#### [EXERCISE GOAL]
Filter the listing below, keeping only the lines with the word "letters".

#### [RECORDS FOR THIS TASK]

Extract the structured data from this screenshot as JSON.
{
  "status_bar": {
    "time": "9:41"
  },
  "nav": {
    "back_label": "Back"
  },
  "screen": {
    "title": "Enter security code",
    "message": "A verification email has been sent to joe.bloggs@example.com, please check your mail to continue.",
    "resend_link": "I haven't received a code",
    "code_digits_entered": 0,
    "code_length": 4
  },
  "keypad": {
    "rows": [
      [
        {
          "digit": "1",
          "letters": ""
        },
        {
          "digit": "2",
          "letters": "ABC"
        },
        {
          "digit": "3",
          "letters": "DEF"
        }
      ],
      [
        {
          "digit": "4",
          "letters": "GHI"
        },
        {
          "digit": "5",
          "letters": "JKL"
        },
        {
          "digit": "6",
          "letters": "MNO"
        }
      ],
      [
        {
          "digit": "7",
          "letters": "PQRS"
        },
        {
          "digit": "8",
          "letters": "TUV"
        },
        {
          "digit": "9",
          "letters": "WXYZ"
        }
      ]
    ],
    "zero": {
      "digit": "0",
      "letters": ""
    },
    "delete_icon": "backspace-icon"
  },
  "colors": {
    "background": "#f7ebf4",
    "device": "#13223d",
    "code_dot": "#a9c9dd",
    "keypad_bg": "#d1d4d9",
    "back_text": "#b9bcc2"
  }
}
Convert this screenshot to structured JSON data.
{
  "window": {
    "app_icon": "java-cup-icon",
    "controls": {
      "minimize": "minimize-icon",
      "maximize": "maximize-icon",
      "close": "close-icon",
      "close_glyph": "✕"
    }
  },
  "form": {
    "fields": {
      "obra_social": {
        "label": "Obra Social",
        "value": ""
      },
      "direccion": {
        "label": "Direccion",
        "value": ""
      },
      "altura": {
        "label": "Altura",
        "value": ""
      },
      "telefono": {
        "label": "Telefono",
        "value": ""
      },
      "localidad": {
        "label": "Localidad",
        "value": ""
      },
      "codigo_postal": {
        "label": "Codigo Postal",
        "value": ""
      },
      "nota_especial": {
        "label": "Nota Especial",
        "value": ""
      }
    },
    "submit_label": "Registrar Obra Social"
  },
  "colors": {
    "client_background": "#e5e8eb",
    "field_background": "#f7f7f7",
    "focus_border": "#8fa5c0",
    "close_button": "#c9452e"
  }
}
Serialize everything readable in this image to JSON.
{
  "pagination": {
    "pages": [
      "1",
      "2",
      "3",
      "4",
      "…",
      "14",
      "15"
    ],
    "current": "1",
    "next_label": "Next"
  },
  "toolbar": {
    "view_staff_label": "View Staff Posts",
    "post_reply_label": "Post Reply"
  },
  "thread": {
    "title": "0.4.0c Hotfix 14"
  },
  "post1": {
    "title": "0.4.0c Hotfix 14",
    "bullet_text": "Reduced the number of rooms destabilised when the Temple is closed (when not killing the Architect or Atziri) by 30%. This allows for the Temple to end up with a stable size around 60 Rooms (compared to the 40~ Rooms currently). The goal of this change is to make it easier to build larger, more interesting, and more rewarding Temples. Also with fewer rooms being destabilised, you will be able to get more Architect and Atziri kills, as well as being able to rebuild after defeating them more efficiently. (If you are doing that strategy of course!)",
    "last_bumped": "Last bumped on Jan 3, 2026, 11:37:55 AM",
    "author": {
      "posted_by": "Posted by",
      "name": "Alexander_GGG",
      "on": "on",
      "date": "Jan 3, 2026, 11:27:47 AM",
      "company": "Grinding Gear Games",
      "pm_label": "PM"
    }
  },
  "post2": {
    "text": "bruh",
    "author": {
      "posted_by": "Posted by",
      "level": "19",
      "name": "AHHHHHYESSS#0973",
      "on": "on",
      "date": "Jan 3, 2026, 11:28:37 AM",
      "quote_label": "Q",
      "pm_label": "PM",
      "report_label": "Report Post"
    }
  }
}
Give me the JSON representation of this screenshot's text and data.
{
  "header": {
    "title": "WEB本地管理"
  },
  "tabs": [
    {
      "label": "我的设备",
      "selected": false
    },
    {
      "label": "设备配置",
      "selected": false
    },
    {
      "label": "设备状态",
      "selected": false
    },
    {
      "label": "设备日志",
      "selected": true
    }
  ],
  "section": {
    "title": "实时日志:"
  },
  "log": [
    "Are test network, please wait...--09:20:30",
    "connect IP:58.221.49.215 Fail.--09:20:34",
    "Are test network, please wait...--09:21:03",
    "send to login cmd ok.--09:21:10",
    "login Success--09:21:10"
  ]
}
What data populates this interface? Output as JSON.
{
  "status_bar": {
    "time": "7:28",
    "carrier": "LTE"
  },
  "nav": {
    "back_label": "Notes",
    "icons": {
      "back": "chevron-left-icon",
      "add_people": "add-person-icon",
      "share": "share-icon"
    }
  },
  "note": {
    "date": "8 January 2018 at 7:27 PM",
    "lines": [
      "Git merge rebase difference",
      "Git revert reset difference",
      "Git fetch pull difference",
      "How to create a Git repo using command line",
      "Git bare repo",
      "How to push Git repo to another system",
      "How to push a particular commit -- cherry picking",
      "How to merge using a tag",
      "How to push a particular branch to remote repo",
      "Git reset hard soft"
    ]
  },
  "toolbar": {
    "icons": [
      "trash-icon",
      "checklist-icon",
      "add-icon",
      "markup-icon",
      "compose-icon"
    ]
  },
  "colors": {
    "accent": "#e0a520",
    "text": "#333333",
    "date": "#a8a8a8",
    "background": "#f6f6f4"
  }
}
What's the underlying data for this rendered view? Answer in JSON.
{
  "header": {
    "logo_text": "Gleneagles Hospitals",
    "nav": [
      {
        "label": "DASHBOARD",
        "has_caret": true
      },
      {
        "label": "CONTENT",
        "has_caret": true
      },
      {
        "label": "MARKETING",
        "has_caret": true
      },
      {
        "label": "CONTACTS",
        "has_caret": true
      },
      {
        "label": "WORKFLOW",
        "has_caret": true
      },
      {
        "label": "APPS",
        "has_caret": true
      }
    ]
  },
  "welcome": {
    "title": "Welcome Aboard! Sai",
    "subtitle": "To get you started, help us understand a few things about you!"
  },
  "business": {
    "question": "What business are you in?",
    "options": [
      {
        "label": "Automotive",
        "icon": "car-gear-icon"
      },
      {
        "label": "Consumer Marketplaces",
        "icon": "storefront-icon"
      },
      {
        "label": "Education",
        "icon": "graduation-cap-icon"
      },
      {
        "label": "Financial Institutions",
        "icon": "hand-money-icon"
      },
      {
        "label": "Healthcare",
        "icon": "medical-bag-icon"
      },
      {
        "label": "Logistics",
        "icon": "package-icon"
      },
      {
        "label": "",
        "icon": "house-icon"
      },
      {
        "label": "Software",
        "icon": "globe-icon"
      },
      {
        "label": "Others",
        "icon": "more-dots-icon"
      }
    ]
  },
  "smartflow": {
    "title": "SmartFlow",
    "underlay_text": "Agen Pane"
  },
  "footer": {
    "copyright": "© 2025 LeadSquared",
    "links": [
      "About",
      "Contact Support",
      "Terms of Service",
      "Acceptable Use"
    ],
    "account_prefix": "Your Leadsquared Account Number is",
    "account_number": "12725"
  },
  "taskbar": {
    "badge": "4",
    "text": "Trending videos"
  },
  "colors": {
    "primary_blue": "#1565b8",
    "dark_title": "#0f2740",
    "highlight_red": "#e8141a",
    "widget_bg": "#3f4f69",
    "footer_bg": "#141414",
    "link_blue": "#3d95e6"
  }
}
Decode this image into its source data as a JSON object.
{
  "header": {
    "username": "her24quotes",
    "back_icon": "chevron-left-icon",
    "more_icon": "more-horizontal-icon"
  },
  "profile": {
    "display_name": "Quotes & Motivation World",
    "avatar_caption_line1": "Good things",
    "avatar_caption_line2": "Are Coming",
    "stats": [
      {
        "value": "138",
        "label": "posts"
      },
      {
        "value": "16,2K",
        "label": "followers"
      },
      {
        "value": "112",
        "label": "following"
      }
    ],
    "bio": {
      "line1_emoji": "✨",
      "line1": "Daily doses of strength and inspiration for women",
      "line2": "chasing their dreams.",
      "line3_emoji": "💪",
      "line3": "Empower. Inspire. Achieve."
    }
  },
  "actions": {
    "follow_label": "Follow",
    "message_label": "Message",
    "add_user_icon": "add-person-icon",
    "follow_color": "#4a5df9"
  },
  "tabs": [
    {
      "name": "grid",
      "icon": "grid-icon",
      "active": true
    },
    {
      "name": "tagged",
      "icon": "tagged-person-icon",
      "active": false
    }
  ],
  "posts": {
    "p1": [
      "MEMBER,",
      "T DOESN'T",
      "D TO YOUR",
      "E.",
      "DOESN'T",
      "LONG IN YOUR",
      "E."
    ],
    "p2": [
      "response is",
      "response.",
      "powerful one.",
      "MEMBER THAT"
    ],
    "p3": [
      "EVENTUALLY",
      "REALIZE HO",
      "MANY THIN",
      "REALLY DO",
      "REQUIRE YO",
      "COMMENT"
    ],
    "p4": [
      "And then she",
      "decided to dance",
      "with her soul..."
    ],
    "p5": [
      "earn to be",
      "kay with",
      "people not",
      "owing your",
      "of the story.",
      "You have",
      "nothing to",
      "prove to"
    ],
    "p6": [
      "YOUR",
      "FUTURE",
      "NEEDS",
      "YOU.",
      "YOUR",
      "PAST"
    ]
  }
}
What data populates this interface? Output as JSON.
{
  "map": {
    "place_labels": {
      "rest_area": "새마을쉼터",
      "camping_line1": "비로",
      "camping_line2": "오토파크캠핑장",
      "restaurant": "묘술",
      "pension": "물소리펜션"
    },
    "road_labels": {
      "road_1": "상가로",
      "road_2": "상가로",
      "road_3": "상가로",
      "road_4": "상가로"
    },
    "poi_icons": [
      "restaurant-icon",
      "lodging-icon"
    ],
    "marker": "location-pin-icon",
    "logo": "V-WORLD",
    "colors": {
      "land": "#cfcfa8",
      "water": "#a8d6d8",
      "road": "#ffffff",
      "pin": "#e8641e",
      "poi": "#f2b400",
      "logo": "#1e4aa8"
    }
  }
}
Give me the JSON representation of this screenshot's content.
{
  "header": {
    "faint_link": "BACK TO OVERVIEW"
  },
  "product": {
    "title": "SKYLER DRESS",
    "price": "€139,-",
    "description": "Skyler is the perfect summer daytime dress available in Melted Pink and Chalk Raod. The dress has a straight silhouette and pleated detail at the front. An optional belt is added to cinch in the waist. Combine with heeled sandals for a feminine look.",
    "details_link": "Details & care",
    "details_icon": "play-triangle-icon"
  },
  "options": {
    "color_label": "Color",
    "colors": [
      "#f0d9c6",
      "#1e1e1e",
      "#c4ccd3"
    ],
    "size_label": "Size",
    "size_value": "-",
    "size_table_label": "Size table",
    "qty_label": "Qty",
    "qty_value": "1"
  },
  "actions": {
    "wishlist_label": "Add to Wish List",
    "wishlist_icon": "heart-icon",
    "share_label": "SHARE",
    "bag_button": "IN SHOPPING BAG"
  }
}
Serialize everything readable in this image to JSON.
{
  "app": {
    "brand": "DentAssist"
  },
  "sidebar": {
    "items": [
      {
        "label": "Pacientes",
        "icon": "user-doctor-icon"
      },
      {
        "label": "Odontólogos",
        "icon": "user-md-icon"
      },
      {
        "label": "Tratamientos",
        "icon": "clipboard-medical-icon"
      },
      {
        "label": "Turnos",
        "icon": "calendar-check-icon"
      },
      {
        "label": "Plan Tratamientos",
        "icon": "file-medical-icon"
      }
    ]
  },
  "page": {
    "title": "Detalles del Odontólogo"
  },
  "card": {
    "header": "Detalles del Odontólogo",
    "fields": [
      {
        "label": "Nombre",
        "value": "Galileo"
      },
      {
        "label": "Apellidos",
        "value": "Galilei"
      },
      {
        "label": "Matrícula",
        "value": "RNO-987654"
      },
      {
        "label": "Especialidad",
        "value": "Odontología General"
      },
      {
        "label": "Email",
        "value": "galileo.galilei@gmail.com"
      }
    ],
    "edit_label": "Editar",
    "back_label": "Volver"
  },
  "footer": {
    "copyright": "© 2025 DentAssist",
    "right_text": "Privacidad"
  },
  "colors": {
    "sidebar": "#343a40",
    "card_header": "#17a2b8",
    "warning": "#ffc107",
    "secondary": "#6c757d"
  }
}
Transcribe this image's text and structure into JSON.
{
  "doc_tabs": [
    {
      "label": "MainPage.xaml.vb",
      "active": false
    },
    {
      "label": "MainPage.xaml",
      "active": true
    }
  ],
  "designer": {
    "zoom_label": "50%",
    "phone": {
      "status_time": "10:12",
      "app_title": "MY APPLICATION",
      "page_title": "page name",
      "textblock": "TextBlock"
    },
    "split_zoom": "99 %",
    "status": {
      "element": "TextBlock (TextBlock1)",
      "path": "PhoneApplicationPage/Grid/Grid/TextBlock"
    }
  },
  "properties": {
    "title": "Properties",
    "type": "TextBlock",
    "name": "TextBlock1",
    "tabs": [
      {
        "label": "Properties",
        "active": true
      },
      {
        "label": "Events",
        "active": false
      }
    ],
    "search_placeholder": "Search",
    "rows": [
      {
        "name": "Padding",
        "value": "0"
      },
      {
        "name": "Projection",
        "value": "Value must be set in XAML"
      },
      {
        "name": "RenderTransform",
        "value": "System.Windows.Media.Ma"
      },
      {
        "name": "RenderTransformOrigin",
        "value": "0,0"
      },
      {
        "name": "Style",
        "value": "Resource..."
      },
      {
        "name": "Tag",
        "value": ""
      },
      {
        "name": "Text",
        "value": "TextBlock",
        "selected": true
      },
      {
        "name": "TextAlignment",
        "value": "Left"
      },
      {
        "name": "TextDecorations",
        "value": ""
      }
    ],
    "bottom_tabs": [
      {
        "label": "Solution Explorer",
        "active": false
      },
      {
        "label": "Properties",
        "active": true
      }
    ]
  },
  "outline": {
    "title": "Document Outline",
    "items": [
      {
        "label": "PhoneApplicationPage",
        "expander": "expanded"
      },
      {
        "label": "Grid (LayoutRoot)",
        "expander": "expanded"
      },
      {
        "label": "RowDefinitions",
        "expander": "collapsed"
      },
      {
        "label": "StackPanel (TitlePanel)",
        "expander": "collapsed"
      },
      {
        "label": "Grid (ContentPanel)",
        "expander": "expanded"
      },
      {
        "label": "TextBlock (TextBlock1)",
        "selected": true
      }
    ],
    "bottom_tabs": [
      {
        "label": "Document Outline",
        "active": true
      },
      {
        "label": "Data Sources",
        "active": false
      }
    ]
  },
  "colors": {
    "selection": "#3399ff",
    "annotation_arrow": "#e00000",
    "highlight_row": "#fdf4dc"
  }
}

#### [YOUR RESPONSE]
          "letters": ""
          "letters": "ABC"
          "letters": "DEF"
          "letters": "GHI"
          "letters": "JKL"
          "letters": "MNO"
          "letters": "PQRS"
          "letters": "TUV"
          "letters": "WXYZ"
      "letters": ""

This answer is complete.